#### [What you are asked to do]
Could you return every line of the records below that contains the word "Lorem"?

[Opening Supplied material section]

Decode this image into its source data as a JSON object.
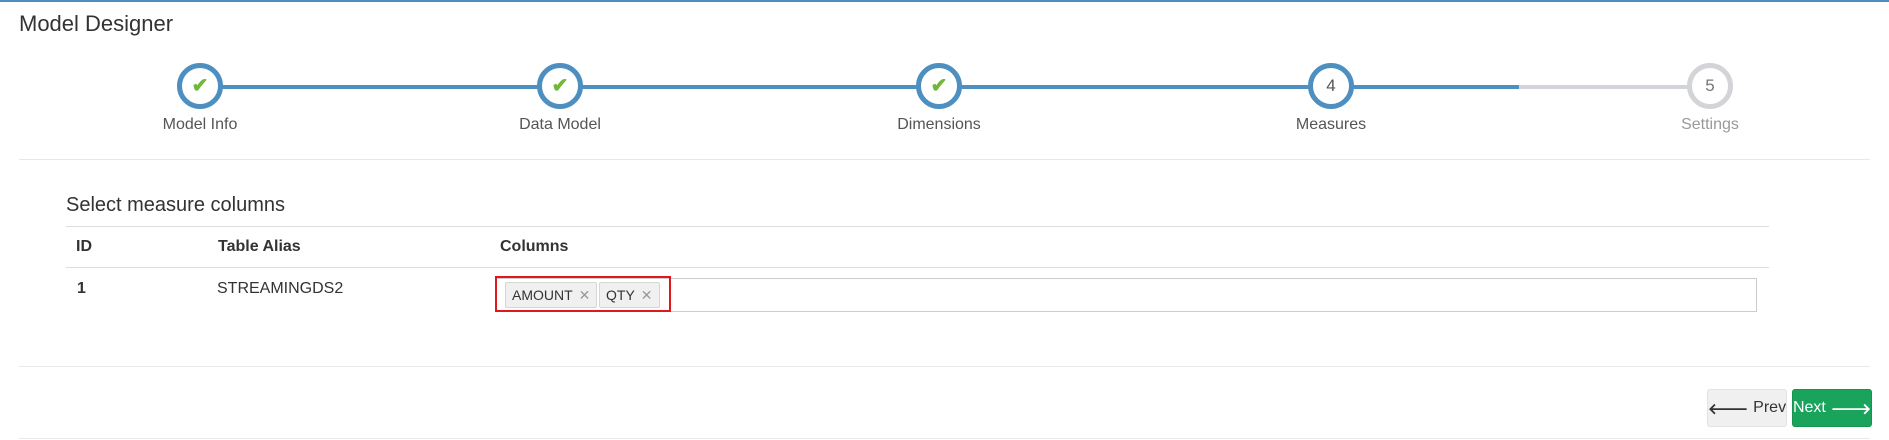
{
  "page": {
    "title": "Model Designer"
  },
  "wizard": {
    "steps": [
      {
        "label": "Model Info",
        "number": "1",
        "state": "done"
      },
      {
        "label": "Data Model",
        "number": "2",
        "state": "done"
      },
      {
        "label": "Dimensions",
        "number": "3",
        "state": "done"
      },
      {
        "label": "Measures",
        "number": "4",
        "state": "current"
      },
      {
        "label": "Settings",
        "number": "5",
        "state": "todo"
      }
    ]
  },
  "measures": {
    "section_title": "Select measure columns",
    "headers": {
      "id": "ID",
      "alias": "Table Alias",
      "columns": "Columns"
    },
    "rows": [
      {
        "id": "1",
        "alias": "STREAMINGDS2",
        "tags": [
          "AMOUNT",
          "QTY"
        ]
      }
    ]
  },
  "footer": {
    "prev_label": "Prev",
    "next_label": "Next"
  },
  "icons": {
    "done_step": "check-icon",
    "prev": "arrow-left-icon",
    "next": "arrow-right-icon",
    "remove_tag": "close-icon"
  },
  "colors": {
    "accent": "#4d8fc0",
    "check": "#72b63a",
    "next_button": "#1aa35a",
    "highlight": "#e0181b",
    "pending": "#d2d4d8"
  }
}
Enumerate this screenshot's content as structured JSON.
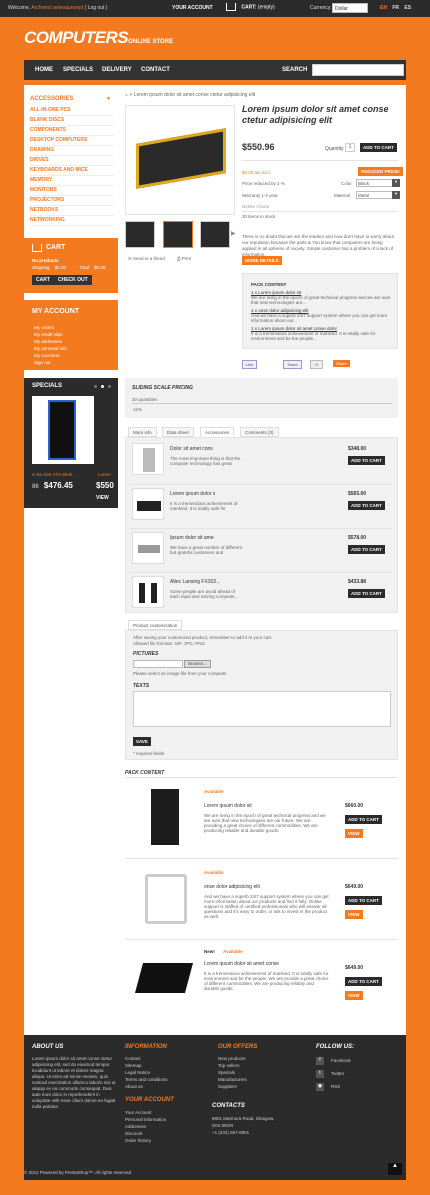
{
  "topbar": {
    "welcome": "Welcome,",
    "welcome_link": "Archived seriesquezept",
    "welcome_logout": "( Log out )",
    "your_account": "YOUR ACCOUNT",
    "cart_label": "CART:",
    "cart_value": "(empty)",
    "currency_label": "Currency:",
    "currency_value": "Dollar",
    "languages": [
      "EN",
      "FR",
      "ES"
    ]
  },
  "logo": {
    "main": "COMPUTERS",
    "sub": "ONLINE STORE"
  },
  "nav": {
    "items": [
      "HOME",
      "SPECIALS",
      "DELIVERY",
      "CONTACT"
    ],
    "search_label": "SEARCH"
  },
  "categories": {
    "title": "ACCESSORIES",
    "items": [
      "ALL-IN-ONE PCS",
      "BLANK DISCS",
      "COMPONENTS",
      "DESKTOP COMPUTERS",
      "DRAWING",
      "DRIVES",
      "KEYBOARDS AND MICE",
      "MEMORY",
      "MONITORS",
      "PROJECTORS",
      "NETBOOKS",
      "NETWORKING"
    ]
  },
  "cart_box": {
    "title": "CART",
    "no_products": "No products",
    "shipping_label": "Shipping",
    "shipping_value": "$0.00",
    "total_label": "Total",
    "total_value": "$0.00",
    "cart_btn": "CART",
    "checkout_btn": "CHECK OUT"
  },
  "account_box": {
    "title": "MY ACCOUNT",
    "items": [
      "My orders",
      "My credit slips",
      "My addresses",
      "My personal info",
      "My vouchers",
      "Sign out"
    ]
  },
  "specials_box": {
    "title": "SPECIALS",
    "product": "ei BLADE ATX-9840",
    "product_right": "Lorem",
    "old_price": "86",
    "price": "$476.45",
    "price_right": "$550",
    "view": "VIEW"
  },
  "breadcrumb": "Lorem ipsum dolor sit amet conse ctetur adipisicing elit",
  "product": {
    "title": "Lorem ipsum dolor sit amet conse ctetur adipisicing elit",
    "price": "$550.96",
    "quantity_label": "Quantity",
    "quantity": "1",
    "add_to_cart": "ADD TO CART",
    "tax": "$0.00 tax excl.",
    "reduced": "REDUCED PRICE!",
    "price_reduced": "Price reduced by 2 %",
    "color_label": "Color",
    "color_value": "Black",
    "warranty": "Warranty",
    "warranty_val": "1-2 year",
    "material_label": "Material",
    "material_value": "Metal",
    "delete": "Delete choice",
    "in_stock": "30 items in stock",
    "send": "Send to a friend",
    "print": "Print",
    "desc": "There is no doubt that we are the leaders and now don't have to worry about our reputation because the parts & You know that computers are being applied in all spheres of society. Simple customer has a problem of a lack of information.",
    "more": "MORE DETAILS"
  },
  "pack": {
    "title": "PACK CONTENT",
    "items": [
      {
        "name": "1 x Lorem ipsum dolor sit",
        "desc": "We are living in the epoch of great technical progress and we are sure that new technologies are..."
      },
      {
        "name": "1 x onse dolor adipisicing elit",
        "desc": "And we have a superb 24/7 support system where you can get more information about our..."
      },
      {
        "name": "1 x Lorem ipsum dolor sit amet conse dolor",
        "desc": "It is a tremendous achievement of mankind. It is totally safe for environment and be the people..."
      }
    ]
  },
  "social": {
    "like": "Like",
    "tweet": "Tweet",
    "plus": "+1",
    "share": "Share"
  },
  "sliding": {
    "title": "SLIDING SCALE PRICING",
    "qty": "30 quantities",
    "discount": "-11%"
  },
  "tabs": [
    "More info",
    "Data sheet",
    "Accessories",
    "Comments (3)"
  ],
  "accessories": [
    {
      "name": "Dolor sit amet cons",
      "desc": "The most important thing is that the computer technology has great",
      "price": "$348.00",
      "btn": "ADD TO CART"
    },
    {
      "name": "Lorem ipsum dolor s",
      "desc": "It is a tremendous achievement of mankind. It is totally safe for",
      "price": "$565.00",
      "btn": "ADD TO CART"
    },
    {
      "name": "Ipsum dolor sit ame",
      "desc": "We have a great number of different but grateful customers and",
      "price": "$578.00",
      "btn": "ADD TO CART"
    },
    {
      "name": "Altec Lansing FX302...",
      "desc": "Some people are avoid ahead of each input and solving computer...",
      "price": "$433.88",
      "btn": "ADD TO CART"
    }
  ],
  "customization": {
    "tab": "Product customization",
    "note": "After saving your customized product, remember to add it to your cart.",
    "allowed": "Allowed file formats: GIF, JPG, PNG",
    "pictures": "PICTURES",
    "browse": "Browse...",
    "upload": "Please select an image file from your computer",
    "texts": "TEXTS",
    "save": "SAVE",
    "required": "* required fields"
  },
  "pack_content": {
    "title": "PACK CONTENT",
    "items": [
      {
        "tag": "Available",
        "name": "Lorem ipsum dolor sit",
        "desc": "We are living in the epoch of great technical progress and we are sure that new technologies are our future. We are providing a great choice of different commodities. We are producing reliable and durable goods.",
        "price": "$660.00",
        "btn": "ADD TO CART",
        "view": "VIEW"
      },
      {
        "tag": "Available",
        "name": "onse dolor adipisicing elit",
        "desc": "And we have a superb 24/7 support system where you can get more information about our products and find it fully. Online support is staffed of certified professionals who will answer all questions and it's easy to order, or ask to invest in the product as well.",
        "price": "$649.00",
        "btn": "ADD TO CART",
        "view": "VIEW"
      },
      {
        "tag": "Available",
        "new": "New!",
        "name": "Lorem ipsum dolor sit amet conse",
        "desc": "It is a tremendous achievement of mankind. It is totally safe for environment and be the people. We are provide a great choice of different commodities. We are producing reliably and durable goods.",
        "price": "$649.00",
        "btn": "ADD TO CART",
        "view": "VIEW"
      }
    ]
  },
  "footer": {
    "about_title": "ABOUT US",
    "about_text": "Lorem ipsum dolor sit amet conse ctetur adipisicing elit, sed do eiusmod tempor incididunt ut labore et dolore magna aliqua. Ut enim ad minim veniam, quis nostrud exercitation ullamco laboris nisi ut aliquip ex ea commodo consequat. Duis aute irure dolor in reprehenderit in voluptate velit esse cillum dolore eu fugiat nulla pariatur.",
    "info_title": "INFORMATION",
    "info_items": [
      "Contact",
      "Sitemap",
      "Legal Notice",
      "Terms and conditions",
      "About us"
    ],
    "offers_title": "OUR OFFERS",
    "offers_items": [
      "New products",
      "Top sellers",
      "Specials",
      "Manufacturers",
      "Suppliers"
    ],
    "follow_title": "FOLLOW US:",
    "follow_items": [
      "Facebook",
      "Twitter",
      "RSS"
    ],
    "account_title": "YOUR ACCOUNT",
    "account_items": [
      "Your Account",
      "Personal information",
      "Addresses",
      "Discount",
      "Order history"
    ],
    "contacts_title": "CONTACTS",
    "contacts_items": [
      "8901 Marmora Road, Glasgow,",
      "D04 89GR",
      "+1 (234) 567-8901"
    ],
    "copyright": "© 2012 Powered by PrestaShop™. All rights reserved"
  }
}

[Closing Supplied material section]
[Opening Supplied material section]

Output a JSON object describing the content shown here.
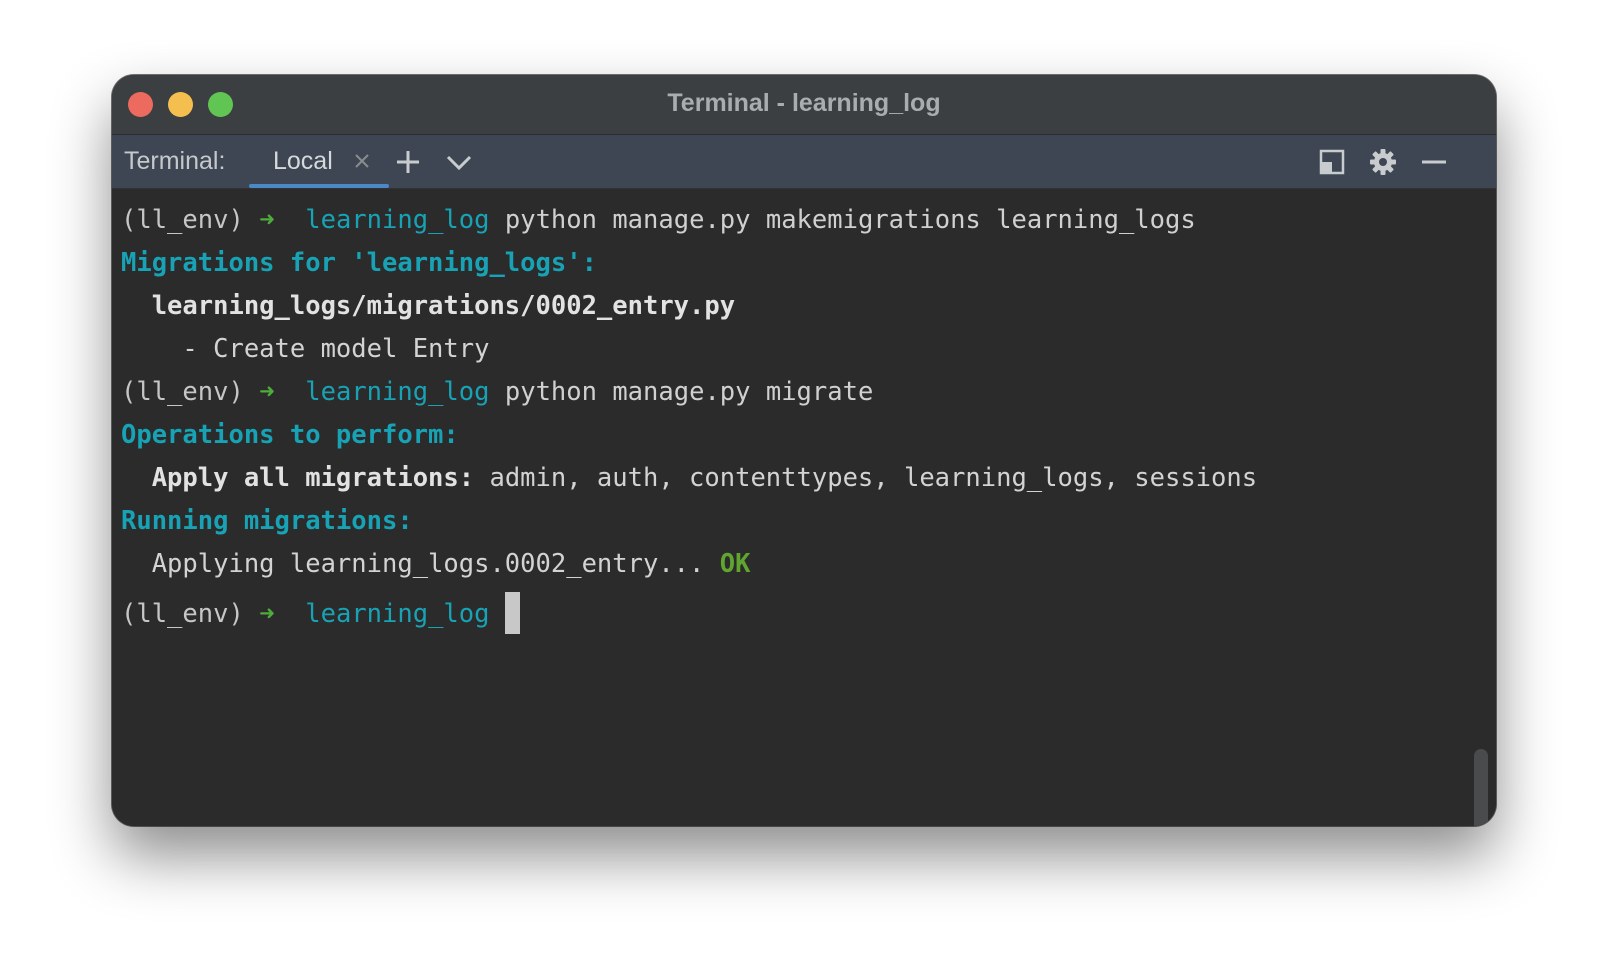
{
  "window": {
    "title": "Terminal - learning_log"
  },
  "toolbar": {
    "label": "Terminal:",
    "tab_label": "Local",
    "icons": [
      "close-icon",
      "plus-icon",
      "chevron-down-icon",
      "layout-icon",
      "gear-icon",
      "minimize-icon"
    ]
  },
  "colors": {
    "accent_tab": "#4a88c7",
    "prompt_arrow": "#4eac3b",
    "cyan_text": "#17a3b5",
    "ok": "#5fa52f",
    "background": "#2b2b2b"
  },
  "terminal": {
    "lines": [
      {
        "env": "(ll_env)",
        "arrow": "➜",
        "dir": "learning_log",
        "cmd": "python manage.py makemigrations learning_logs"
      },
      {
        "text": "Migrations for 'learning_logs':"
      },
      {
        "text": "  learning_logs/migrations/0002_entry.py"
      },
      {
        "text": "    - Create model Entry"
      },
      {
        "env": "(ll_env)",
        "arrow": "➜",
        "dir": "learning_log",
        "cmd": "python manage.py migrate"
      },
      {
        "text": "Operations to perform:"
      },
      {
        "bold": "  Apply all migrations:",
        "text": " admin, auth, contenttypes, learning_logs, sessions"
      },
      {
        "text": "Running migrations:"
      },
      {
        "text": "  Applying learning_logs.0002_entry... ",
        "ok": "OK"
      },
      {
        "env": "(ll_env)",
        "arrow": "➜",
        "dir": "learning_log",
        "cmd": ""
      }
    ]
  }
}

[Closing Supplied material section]

#### [Solution to the exercise]
    "product_right": "Lorem",
  "breadcrumb": "Lorem ipsum dolor sit amet conse ctetur adipisicing elit",
    "title": "Lorem ipsum dolor sit amet conse ctetur adipisicing elit",
        "name": "1 x Lorem ipsum dolor sit",
        "name": "1 x Lorem ipsum dolor sit amet conse dolor",
      "name": "Lorem ipsum dolor s",
        "name": "Lorem ipsum dolor sit",
        "name": "Lorem ipsum dolor sit amet conse",
    "about_text": "Lorem ipsum dolor sit amet conse ctetur adipisicing elit, sed do eiusmod tempor incididunt ut labore et dolore magna aliqua. Ut enim ad minim veniam, quis nostrud exercitation ullamco laboris nisi ut aliquip ex ea commodo consequat. Duis aute irure dolor in reprehenderit in voluptate velit esse cillum dolore eu fugiat nulla pariatur.",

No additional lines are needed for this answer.